Malavika’s Mumbaistan: Constellation of Stylistas and Grande Dames
A constellation of Mumbai’s grandest dames (and their stylish successors) made it to designer Pallavi Jaikishan’s exhibition of clothes, accessories and collectibles, this Tuesday, at the Wankhede stadium, in what had once been the site of Maithili Ahluwalia’s Bungalow 8. Jaikishan — the daughter of a leading industrial clan — who had been married to the late music composer, one half of the duo of Shankar-Jaikishan, credited with some of Bollywood’s legendary hits, is also a social doyenne and celebrated hostess; so from the reclusive Indra Aswani (accompanied by her willowy daughter Priya Aswani ) to Veena Malhotra, Poonam Bhagat, Simone Arora, Gauri Pohoomal, Kavita Khanna , Nitasha Nanda, Kamal Hiranandani, Kavita Singh, Kaajal Anand and Pallavi’s attractive daughters-in-law, Roohi and Priya Jaikishan, to thespians Mahabanoo Mody-Kotwal and Sabirra Merchant and Pallavi’s Baroda-based sister, the ever-elegant Mallika Amin, the room was choc-a-bloc with old world charm, nostalgia and noblesse oblige. Over champagne flutes and canapés, the exhibition turned in to a soirée, with friends catching up with each other towards the latter part of the evening, as Jaikishan managed to catch a breather — she’d been at the exhibition site since 8am that morning!
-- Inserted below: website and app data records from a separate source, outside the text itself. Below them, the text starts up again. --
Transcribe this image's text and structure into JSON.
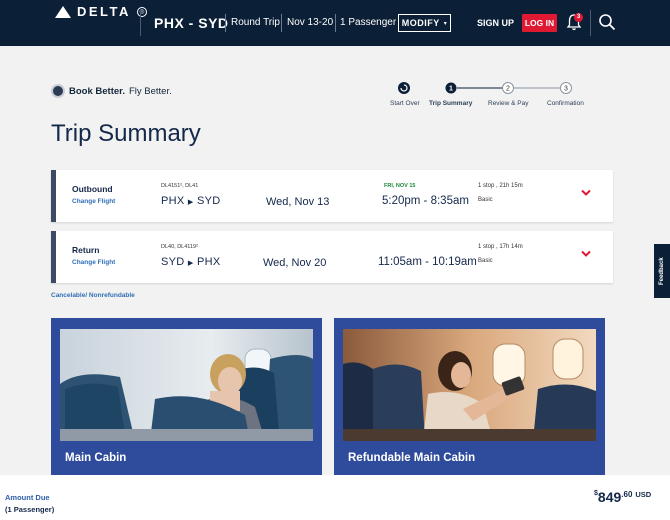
{
  "header": {
    "brand": "DELTA",
    "route": "PHX - SYD",
    "trip_type": "Round Trip",
    "dates": "Nov 13-20",
    "passengers": "1 Passenger",
    "modify_label": "MODIFY",
    "signup_label": "SIGN UP",
    "login_label": "LOG IN",
    "notification_count": "3"
  },
  "promo": {
    "lead": "Book Better.",
    "tail": " Fly Better."
  },
  "progress": {
    "steps": [
      {
        "label": "Start Over",
        "number": ""
      },
      {
        "label": "Trip Summary",
        "number": "1"
      },
      {
        "label": "Review & Pay",
        "number": "2"
      },
      {
        "label": "Confirmation",
        "number": "3"
      }
    ]
  },
  "page_title": "Trip Summary",
  "flights": [
    {
      "direction": "Outbound",
      "change_label": "Change Flight",
      "flight_numbers": "DL4151², DL41",
      "route_from": "PHX",
      "route_to": "SYD",
      "date": "Wed, Nov 13",
      "next_day": "FRI, NOV 15",
      "times": "5:20pm - 8:35am",
      "stops": "1 stop , 21h 15m",
      "fare": "Basic"
    },
    {
      "direction": "Return",
      "change_label": "Change Flight",
      "flight_numbers": "DL40, DL4119²",
      "route_from": "SYD",
      "route_to": "PHX",
      "date": "Wed, Nov 20",
      "next_day": "",
      "times": "11:05am - 10:19am",
      "stops": "1 stop , 17h 14m",
      "fare": "Basic"
    }
  ],
  "cancel_policy": "Cancelable/ Nonrefundable",
  "cabins": [
    {
      "name": "Main Cabin"
    },
    {
      "name": "Refundable Main Cabin"
    }
  ],
  "feedback_label": "Feedback",
  "footer": {
    "amount_label": "Amount Due",
    "amount_sub": "(1 Passenger)",
    "currency_symbol": "$",
    "amount_whole": "849",
    "amount_cents": ".60",
    "currency": "USD"
  },
  "colors": {
    "header_bg": "#0b1f36",
    "accent_red": "#e01933",
    "cabin_blue": "#2f4c9c",
    "link_blue": "#2f6fb8",
    "next_day_green": "#1a8a3a"
  }
}
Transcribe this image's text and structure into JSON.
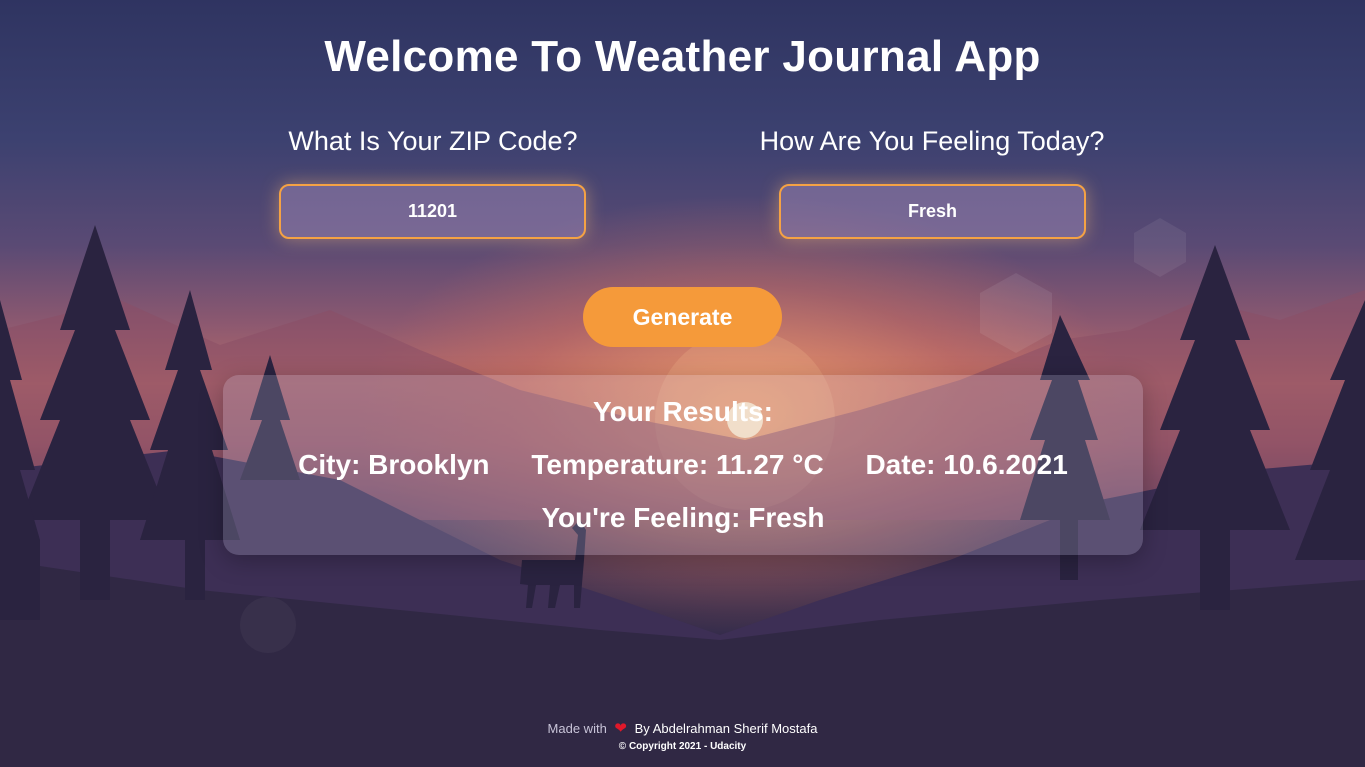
{
  "header": {
    "title": "Welcome To Weather Journal App"
  },
  "form": {
    "zip_label": "What Is Your ZIP Code?",
    "zip_value": "11201",
    "feeling_label": "How Are You Feeling Today?",
    "feeling_value": "Fresh",
    "generate_label": "Generate"
  },
  "results": {
    "title": "Your Results:",
    "city": "City: Brooklyn",
    "temperature": "Temperature: 11.27 °C",
    "date": "Date: 10.6.2021",
    "feeling": "You're Feeling: Fresh"
  },
  "footer": {
    "made_with": "Made with",
    "heart_icon": "heart-icon",
    "by_author": "By Abdelrahman Sherif Mostafa",
    "copyright": "© Copyright 2021 - Udacity"
  },
  "colors": {
    "accent": "#f59a3a",
    "field_border": "#f5a244",
    "heart": "#e0182a"
  }
}
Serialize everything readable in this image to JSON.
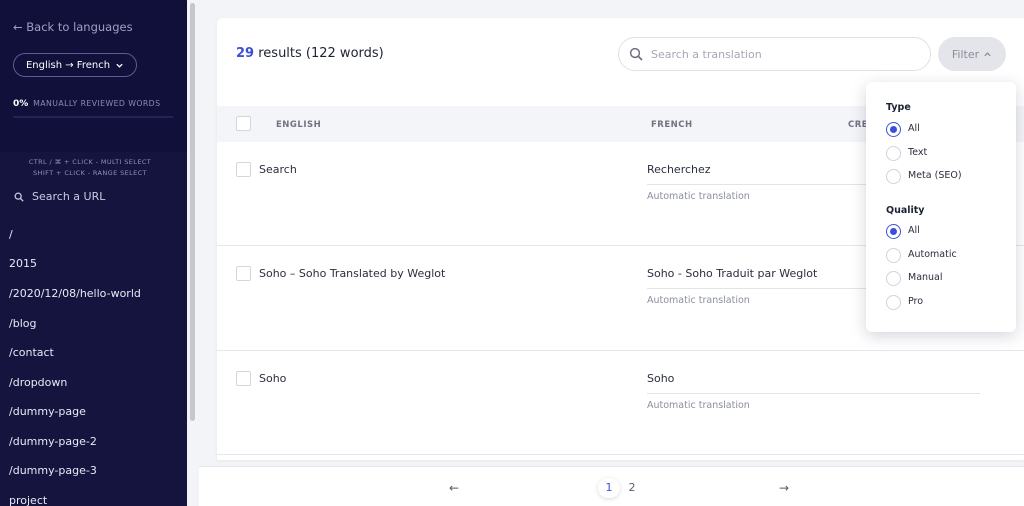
{
  "sidebar": {
    "back_label": "← Back to languages",
    "language_pair": "English → French",
    "reviewed_percent": "0%",
    "reviewed_label": "MANUALLY REVIEWED WORDS",
    "hint_multi": "CTRL / ⌘ + CLICK - MULTI SELECT",
    "hint_range": "SHIFT + CLICK - RANGE SELECT",
    "url_search_placeholder": "Search a URL",
    "urls": [
      "/",
      "2015",
      "/2020/12/08/hello-world",
      "/blog",
      "/contact",
      "/dropdown",
      "/dummy-page",
      "/dummy-page-2",
      "/dummy-page-3",
      "project"
    ]
  },
  "header": {
    "results_count": "29",
    "results_label": "results (122 words)",
    "search_placeholder": "Search a translation",
    "filter_label": "Filter"
  },
  "table": {
    "columns": [
      "ENGLISH",
      "FRENCH",
      "CRE"
    ],
    "rows": [
      {
        "source": "Search",
        "target": "Recherchez",
        "note": "Automatic translation"
      },
      {
        "source": "Soho – Soho Translated by Weglot",
        "target": "Soho - Soho Traduit par Weglot",
        "note": "Automatic translation"
      },
      {
        "source": "Soho",
        "target": "Soho",
        "note": "Automatic translation"
      }
    ]
  },
  "pagination": {
    "prev": "←",
    "pages": [
      "1",
      "2"
    ],
    "current": "1",
    "next": "→"
  },
  "filter": {
    "type_title": "Type",
    "type_options": [
      "All",
      "Text",
      "Meta (SEO)"
    ],
    "type_selected": "All",
    "quality_title": "Quality",
    "quality_options": [
      "All",
      "Automatic",
      "Manual",
      "Pro"
    ],
    "quality_selected": "All"
  },
  "colors": {
    "sidebar_bg": "#14143f",
    "accent": "#3d4fd8"
  }
}
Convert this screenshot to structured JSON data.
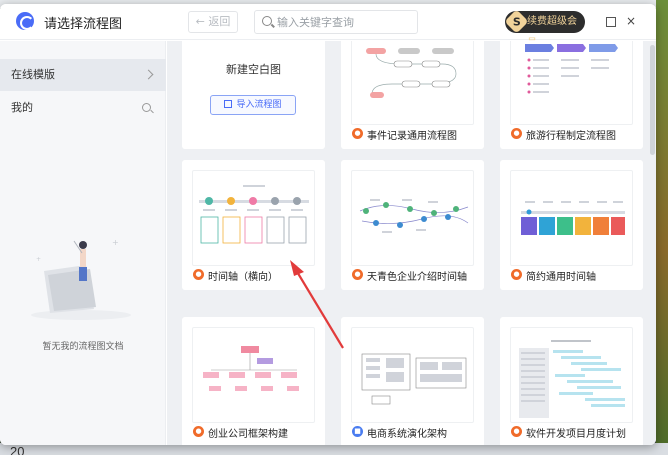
{
  "titlebar": {
    "title": "请选择流程图",
    "back_label": "← 返回",
    "search_placeholder": "输入关键字查询",
    "vip_label": "续费超级会员",
    "vip_icon": "S",
    "close_glyph": "×"
  },
  "sidebar": {
    "online_templates": "在线模版",
    "mine": "我的",
    "empty_text": "暂无我的流程图文档"
  },
  "blank": {
    "plus": "+",
    "title": "新建空白图",
    "import_label": "导入流程图"
  },
  "templates": [
    {
      "label": "事件记录通用流程图",
      "icon": "fire-icon"
    },
    {
      "label": "旅游行程制定流程图",
      "icon": "fire-icon"
    },
    {
      "label": "时间轴（横向）",
      "icon": "fire-icon"
    },
    {
      "label": "天青色企业介绍时间轴",
      "icon": "fire-icon"
    },
    {
      "label": "简约通用时间轴",
      "icon": "fire-icon"
    },
    {
      "label": "创业公司框架构建",
      "icon": "fire-icon"
    },
    {
      "label": "电商系统演化架构",
      "icon": "doc-icon"
    },
    {
      "label": "软件开发项目月度计划",
      "icon": "fire-icon"
    }
  ],
  "background": {
    "page_number": "20"
  },
  "colors": {
    "accent": "#4a6cf7",
    "hot_icon": "#f06b2a",
    "annotation_arrow": "#e23b3b"
  }
}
Highlight of the evening: the exquisite one-of-a-kind jewellery collection created out of pieces sourced by the designer over her frequent travels across Europe, along with her daughter Bhairavi Jaikishan’s couture collection and son Chetan’s new line of Napoleon chocolates for the festive season.
Other highlight of the evening: the striking vintage Bvlgari Serpenti baubles worn by fashionista Poonam Bhagat — part of her extensive collection (over 33 bracelet-watches alone from the celebrated Italian designer), as she informed.
At a recent event organised by an NGO, guests were bemused to witness the ego-flexing demonstrated by this once all-powerful female politico, from a famous regional clan who’d been seen as a major powerbroker in her time. “She entered the auditorium with a few of her cronies and made a beeline to the middle of the front row, where the VIP guests were meant to be seated, but found to her great chagrin, that her seat had been occupied by a city socialite. When no amount of dirty looks or pointed comments from her group appeared to budge the socialite who sat through it all blithely, the once all-powerful politico staged a dramatic walk-out,” says our source. However, we are informed, a minor storm in a C Cup was averted, when one of the organisers ran after the self-proclaimed VVVIP and placated her bruised ego with a big show of flattery and fawning, persuading her to return. By then, the socialite, who had occupied the lady’s seat, realising what had happened, vacated the contentious seat, which was accepted by the erstwhile power broker without so much as a thank you.
Kissa kursi ka of another type.
Hello Mr Nitin Gadkari
Was asked to be present for a Bajaj event at sharp 10.30am as you had to positively leave by 11.30am
It’s 11.47am now
We would go a long way as a nation if ministers start respecting other people’s time.
-Tweeted by journalist Arindam Majumdar recently to the Union minister
Breaking The Rules
“My daughter in law, Neha, has written a book and I’d love you to read it. It’s called Girl Power: Indian Women Who Broke The Rules.” It was real-estate tycoon Niranjan Hiranandani, his voice resonating with pride over the latest achievement of his progeny. Neha, married to his son Darshan, lives in Dubai and besides being mother to their two children, is also an accomplished writer. The book, published by Scholastic, is a well-illustrated and easy to read tome aimed at young adults, and traces the struggles and success of some of the country’s feistiest women, who can serve as role models for future generations of women. What’s best about Girl Power is that for every known story of heroines like Mary Kom and Rani Laxmibai and Kalpana Chawla, there are stories about hidden gems like Subhasini Mistry (who began life as a maid before winning a Padma Shri for her work in healthcare), Chandro Tomar, the 8-year-old gun-wielding sharpshooter, aka Revolver Dadi, and Harshini Kanhekar, the indomitable fire-fighter.
“My seven-year-old daughter, Zoya, loved Good Night Stories for Rebel Girls,” said the author about the international phenomena by Elena Favilli and Francesca Cavallo which had prompted her to write Girl Power, in a recent interview. “But she wanted to know more about our own rebels of the indigenous variety.”
And now, with her creative juices flowing and the book making waves in publishing circles, we hear Hiranandani is already onto her next project: a book on parenting in the digital world, which will deal with subjects like sexting, cyber bullying and gaming.